Can a flexible working environment be the answer to increased productivity and more successful teams? In an age when so many employees require workplace flexibility, working ‘9 to 5’ is becoming increasingly archaic.
Redesigning teams around flexible working schedules and locations could prove the difference between highly engaged employees and those who resent the lack of freedom at work.
But how do you implement such innovative structures? How do you redesign teams to accommodate flexibility, and challenge the workplace mentality surrounding flexible schedules?
How to redesign teams for greater workplace flexibility
Focus on the team’s needs
Every workplace has employees whose ideal hours are outside 9am to 5pm. You might have full-timers who really want or need to work 7am to 3pm, or 10am until 6pm, for example. Redesigning the team to take these requests into account can lead to better work-life balance, increased individual effort and improved team performances. Perhaps also consider introducing a flex-time system, in which employees ‘bank’ their overtime hours and can take this time off at a later date.
Give your employees equal opportunities
According to the Australian Government, some employees have the right to request flexible working arrangements, such as carers of young children. But as an employer, why not extend this right (subject to business requirements, of course) to all employees? This may include employees studying to better their career or those with recreational or volunteer obligations outside of work. Teams who create their own flexible schedules and are entrusted to manage their tasks and responsibilities are more likely to feel empowered to succeed and contribute to a positive culture.
Consider remote options
Does your company have the capacity for employees to work from home or a remote location, rather than commuting to the office every day? If so, this could be a plausible option in redesigning the team to accommodate flexibility, especially for workers who could benefit from increased time at home and a better work-life balance.
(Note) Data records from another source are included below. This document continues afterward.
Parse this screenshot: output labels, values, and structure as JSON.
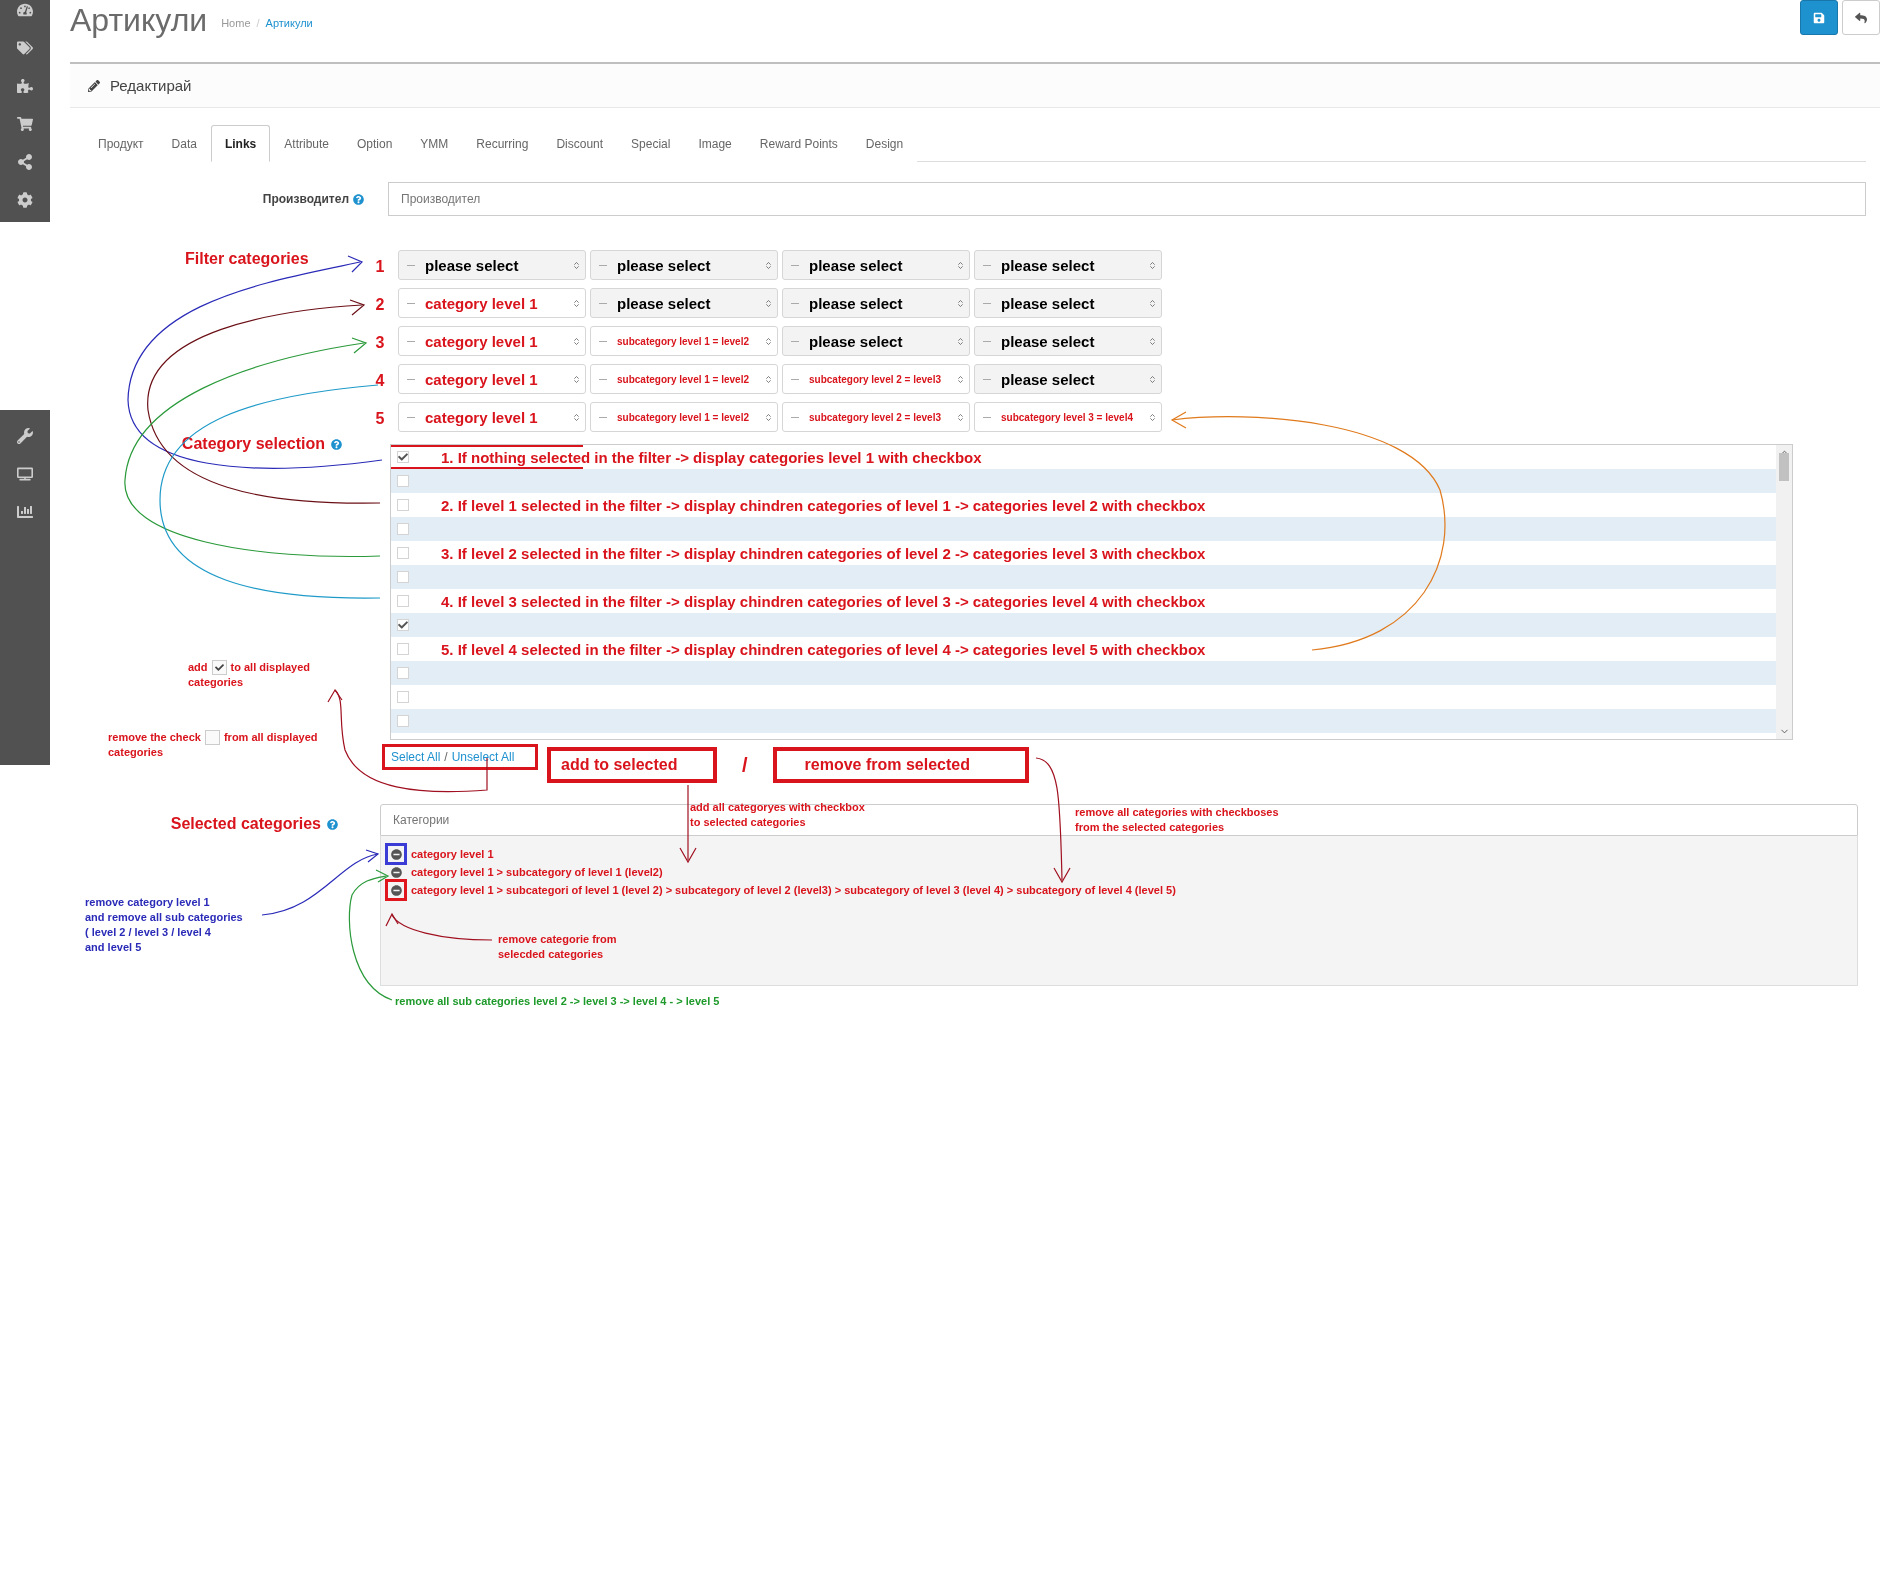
{
  "page": {
    "title": "Артикули",
    "breadcrumb": [
      "Home",
      "Артикули"
    ],
    "breadcrumb_separator": "/"
  },
  "panel": {
    "heading": "Редактирай",
    "tabs": [
      {
        "label": "Продукт",
        "selected": false
      },
      {
        "label": "Data",
        "selected": false
      },
      {
        "label": "Links",
        "selected": true
      },
      {
        "label": "Attribute",
        "selected": false
      },
      {
        "label": "Option",
        "selected": false
      },
      {
        "label": "YMM",
        "selected": false
      },
      {
        "label": "Recurring",
        "selected": false
      },
      {
        "label": "Discount",
        "selected": false
      },
      {
        "label": "Special",
        "selected": false
      },
      {
        "label": "Image",
        "selected": false
      },
      {
        "label": "Reward Points",
        "selected": false
      },
      {
        "label": "Design",
        "selected": false
      }
    ]
  },
  "manufacturer": {
    "label": "Производител",
    "placeholder": "Производител"
  },
  "filter": {
    "label": "Filter categories",
    "rows": [
      {
        "number": "1",
        "selects": [
          {
            "kind": "placeholder",
            "value": "please select"
          },
          {
            "kind": "placeholder",
            "value": "please select"
          },
          {
            "kind": "placeholder",
            "value": "please select"
          },
          {
            "kind": "placeholder",
            "value": "please select"
          }
        ]
      },
      {
        "number": "2",
        "selects": [
          {
            "kind": "category",
            "value": "category level 1"
          },
          {
            "kind": "placeholder",
            "value": "please select"
          },
          {
            "kind": "placeholder",
            "value": "please select"
          },
          {
            "kind": "placeholder",
            "value": "please select"
          }
        ]
      },
      {
        "number": "3",
        "selects": [
          {
            "kind": "category",
            "value": "category level 1"
          },
          {
            "kind": "subcategory",
            "value": "subcategory level 1 = level2"
          },
          {
            "kind": "placeholder",
            "value": "please select"
          },
          {
            "kind": "placeholder",
            "value": "please select"
          }
        ]
      },
      {
        "number": "4",
        "selects": [
          {
            "kind": "category",
            "value": "category level 1"
          },
          {
            "kind": "subcategory",
            "value": "subcategory level 1 = level2"
          },
          {
            "kind": "subcategory",
            "value": "subcategory level 2 = level3"
          },
          {
            "kind": "placeholder",
            "value": "please select"
          }
        ]
      },
      {
        "number": "5",
        "selects": [
          {
            "kind": "category",
            "value": "category level 1"
          },
          {
            "kind": "subcategory",
            "value": "subcategory level 1 = level2"
          },
          {
            "kind": "subcategory",
            "value": "subcategory level 2 = level3"
          },
          {
            "kind": "subcategory",
            "value": "subcategory level 3 = level4"
          }
        ]
      }
    ]
  },
  "category_selection": {
    "label": "Category selection",
    "rows": [
      {
        "checked": true,
        "framed": true,
        "text": "1. If nothing selected  in the filter -> display categories level 1 with checkbox"
      },
      {
        "checked": false,
        "framed": false
      },
      {
        "checked": false,
        "framed": false,
        "text": "2. If level 1 selected  in the filter -> display chindren categories of level 1 -> categories level 2 with checkbox"
      },
      {
        "checked": false,
        "framed": false
      },
      {
        "checked": false,
        "framed": false,
        "text": "3. If level 2 selected  in the filter -> display chindren categories of level 2 -> categories level 3 with checkbox"
      },
      {
        "checked": false,
        "framed": false
      },
      {
        "checked": false,
        "framed": false,
        "text": "4. If level 3 selected  in the filter -> display chindren categories of level 3 -> categories level 4 with checkbox"
      },
      {
        "checked": true,
        "framed": false
      },
      {
        "checked": false,
        "framed": false,
        "text": "5. If level 4 selected  in the filter -> display chindren categories of level 4 -> categories level 5 with checkbox"
      },
      {
        "checked": false,
        "framed": false
      },
      {
        "checked": false,
        "framed": false
      },
      {
        "checked": false,
        "framed": false
      }
    ],
    "select_all": "Select All",
    "divider": "/",
    "unselect_all": "Unselect All"
  },
  "actions": {
    "add": "add to  selected",
    "separator": "/",
    "remove": "remove from selected"
  },
  "selected": {
    "label": "Selected categories",
    "placeholder": "Категории",
    "items": [
      {
        "text": "category level 1",
        "color": "#3b3bd6"
      },
      {
        "text": "category level 1 > subcategory of level 1 (level2)"
      },
      {
        "text": "category level 1 > subcategori of level 1 (level 2) > subcategory of level 2 (level3) > subcategory of level 3 (level 4) > subcategory of level 4 (level 5)",
        "color": "#e0161e"
      }
    ]
  },
  "annotations": [
    {
      "kind": "check",
      "before": "add",
      "after": "to all displayed",
      "lines": [
        "categories"
      ],
      "checked": true,
      "color": "#d9141c"
    },
    {
      "kind": "check",
      "before": "remove the check",
      "after": "from all displayed",
      "lines": [
        "categories"
      ],
      "checked": false,
      "color": "#d9141c"
    },
    {
      "kind": "note",
      "lines": [
        "add all categoryes with checkbox",
        "to selected categories"
      ],
      "color": "#d9141c"
    },
    {
      "kind": "note",
      "lines": [
        "remove all categories with checkboses",
        "from the selected categories"
      ],
      "color": "#d9141c"
    },
    {
      "kind": "note",
      "lines": [
        "remove category level 1",
        "and remove all sub categories",
        "( level 2 / level 3 / level  4",
        "and level 5"
      ],
      "color": "#2a2ab8"
    },
    {
      "kind": "note",
      "lines": [
        "remove categorie from",
        "selecded categories"
      ],
      "color": "#d9141c"
    },
    {
      "kind": "note",
      "lines": [
        "remove all sub categories level 2 -> level 3 -> level 4 - > level 5"
      ],
      "color": "#1e9a2a"
    }
  ]
}
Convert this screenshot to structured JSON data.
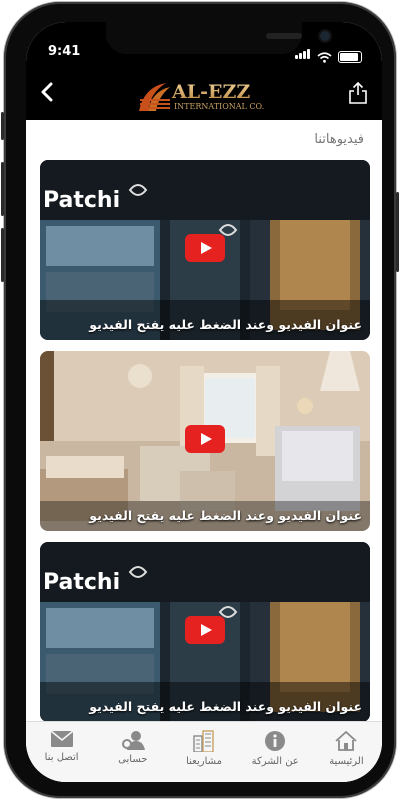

For some employees, flexibility means a fear of missing out on career advancement because they are simply not doing the same hours or don’t have the same physical office presence as their peers. Others may resent flexible work arrangements, thinking it means those employees are doing less work. Addressing these fears is a high priority in redesigning teams. Try reiterating HR policies on internal recruitment, such as transparency and equality, and addressing individual fears when discussing flexible arrangements.
Start with recruitment
If your firm is trying to promote flexible arrangements, an effective recruitment process while looking for staff and job advertising are simple ways to start. The appeal of a flexible working day may be enough to entice high-quality candidates into applying. Employees who are on-board with adaptable schedules from the start will have the mindset to accept change and be prepared for ongoing team redesign.
Redesigning the team to accommodate flexibility could provide the edge your company needs to get ahead. A flexible team means better work-life balance and satisfied, more productive employees.